- Faith’s defender
Interventions by Prince Charles in support of persecuted Christians are, according to a senior Anglican adviser who knows his interfaith work well, examples of a commitment to religious freedom born out of his role as heir to the throne
- Home News
- World News
- Parish Practice
- Letters Extra
- The living Spirit
- Muslim leaders must denounce persecution of Christians, Francis says, emphasising faiths’ common traditions
- A difficult trip at a difficult time: what Pope Francis’ visit to Turkey is all about
- Church and police launch international anti-trafficking partnership citing Britian as a model
- Dioceses set up evangelisation teams in effort to reach out to lapsed and non-believers
Distressed crew members of the ship on which 35 illegal Sikh immigrants from Afghanistan were discovered inside a container have attended a special Mass on board.
The service last Monday and a blessing of the ship, the Norstream, was organised by Wojciech Holub, the lay port chaplain at Tilbury docks in Essex where the migrants landed.

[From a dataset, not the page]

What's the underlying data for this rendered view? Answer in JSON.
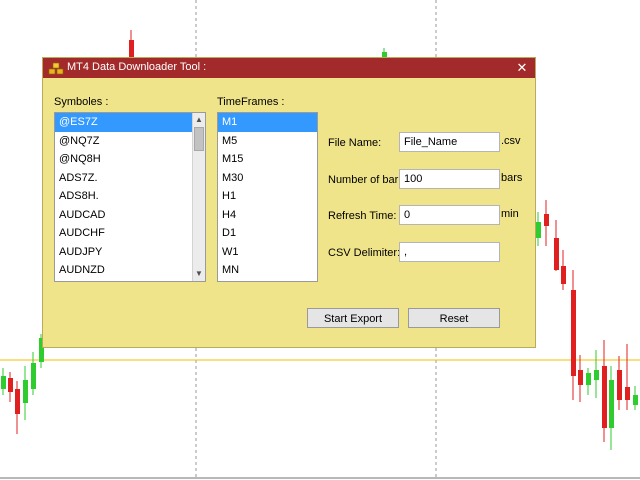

Mr Holub, who works for the Catholic seafarers’ charity, Apostleship of the Sea, said the eight officers and nine crew members were mostly Catholic Filipinos and had been anxious and stressed after the incident, in which one person died.
He said: “They sailed soon after the container was landed, but when they returned to Tilbury the captain got in touch and said they were upset about what had happened, particularly that a person had died on their ship, and would we arrange a Mass.
“The crew set up a table near the spot where the shipping container had been located and each crew member lit a small candle and placed it on the table which served as an altar.
“After the Mass, we conducted a blessing with prayers and sprinkled holy water on areas identified by the crew. It lasted for about an hour and all work on the vessel stopped while the service was conducted. We trust that the power of the Eucharist brings peace, strength and comfort to them.
“Afterwards we spent some time talking with them and they seemed much happier. The captain handed us a note that read, 'Gentlemen, thank you very much for your support and for your beautiful service today’.
"I shall be talking to them again when the ship next docks here and offering any more support they seek.”
Bishop Patrick Lynch, Migrants Bishop at the Catholic Bishops’ Conference of England and Wales said the Church’s thoughts and prayers are with those who experienced terrible suffering trapped in the shipping container. He said in a statement: “It is becoming increasingly apparent that vulnerable men, women and children are being exploited by criminals all over the world and that we must respond compassionately to their cries for help.”
Above: Bishop Pat Lynch celebrates mass for World Day of Prayer for Migrants. Photo: Mazur/catholicnews.org.uk